▶ **PROBLEM TO SOLVE**: Select all lines holding the word "image" from the entries that follow.

(Data excerpts)
• • • • •
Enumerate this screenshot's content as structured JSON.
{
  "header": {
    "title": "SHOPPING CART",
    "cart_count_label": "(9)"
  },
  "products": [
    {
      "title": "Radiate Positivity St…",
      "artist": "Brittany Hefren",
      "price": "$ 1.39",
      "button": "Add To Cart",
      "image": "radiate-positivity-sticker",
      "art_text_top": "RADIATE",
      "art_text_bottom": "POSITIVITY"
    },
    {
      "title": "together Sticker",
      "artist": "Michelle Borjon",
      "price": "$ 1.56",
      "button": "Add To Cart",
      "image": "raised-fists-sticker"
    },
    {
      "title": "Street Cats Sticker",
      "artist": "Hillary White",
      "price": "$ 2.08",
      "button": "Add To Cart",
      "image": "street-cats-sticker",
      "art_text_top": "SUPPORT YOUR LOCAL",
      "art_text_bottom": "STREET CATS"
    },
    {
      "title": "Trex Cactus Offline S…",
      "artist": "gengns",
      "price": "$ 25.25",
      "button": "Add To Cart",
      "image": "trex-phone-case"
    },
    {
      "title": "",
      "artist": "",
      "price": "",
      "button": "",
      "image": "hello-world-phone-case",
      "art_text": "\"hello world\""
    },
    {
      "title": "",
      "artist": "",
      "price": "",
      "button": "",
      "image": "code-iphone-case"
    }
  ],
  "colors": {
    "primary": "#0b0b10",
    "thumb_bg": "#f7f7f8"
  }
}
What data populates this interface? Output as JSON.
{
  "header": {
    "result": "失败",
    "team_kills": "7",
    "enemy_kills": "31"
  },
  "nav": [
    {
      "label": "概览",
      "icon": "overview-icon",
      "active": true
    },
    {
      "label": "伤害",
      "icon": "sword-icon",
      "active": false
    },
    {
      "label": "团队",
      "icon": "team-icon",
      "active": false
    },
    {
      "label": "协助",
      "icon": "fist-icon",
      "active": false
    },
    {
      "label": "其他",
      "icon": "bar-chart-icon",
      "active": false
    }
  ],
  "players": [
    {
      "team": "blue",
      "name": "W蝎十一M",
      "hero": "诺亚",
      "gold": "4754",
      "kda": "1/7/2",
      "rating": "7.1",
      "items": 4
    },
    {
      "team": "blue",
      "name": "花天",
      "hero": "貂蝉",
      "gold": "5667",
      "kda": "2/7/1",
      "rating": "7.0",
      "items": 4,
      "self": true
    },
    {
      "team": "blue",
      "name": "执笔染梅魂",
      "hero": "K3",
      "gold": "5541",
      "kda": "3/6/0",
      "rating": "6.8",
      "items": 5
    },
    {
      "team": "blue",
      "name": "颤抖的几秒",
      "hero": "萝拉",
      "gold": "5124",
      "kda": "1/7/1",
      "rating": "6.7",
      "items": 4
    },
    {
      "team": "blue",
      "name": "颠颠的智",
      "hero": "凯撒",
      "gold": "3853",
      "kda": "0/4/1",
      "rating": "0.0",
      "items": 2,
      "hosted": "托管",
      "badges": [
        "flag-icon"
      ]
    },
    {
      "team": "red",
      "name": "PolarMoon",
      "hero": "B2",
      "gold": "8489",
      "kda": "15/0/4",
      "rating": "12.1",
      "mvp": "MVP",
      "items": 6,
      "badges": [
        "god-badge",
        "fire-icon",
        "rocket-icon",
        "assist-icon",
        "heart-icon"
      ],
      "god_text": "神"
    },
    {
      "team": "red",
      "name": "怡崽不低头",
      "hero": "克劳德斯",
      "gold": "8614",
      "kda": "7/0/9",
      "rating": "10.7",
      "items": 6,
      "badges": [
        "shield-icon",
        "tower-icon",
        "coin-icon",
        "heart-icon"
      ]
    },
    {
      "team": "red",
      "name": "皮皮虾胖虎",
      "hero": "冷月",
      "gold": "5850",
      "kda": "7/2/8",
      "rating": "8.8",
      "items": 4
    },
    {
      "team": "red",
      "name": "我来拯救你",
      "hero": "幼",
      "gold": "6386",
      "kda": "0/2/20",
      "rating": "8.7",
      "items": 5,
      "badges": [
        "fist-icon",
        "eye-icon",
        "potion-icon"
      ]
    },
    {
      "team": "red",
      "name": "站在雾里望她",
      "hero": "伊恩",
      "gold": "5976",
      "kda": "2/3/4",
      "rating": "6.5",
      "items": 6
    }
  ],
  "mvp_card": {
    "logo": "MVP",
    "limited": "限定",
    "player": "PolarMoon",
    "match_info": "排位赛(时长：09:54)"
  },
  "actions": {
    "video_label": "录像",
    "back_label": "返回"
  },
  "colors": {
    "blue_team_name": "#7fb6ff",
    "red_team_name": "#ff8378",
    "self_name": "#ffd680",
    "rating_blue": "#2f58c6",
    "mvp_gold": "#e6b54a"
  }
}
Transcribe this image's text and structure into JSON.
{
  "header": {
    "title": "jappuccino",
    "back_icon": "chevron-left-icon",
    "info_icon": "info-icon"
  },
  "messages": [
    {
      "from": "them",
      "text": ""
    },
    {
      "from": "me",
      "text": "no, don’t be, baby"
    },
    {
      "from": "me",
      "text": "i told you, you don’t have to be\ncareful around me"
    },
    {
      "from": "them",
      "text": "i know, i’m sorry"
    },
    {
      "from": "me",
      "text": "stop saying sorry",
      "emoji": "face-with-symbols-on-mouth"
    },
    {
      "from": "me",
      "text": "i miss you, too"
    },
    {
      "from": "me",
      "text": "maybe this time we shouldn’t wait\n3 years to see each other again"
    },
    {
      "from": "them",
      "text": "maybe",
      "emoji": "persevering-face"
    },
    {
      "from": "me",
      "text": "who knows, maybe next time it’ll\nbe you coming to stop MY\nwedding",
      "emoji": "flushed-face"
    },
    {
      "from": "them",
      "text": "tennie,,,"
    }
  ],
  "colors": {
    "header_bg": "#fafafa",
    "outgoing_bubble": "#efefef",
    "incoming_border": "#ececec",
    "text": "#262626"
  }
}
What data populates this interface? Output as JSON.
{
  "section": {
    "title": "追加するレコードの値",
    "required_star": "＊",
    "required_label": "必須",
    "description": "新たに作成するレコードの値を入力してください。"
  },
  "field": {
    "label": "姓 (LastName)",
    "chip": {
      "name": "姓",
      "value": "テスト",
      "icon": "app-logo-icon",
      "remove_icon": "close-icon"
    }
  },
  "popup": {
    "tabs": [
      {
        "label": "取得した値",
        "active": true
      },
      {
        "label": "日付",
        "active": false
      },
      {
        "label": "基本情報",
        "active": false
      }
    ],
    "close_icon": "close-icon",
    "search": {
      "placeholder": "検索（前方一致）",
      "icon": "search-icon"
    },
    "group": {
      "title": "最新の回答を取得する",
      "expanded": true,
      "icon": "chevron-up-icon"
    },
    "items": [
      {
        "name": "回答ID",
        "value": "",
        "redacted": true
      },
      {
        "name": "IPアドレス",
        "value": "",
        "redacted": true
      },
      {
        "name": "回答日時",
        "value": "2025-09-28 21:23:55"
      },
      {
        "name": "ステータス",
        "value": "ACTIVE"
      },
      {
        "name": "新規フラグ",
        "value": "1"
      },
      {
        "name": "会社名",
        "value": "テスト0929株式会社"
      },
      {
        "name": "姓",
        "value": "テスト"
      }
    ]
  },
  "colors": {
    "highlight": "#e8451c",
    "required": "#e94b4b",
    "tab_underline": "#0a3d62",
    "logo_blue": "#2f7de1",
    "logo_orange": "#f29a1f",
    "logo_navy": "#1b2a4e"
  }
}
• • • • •
▶ **SOLUTION TO THIS PROBLEM**:
      "image": "radiate-positivity-sticker",
      "image": "raised-fists-sticker"
      "image": "street-cats-sticker",
      "image": "trex-phone-case"
      "image": "hello-world-phone-case",
      "image": "code-iphone-case"
Transcribe this image's text and structure into JSON.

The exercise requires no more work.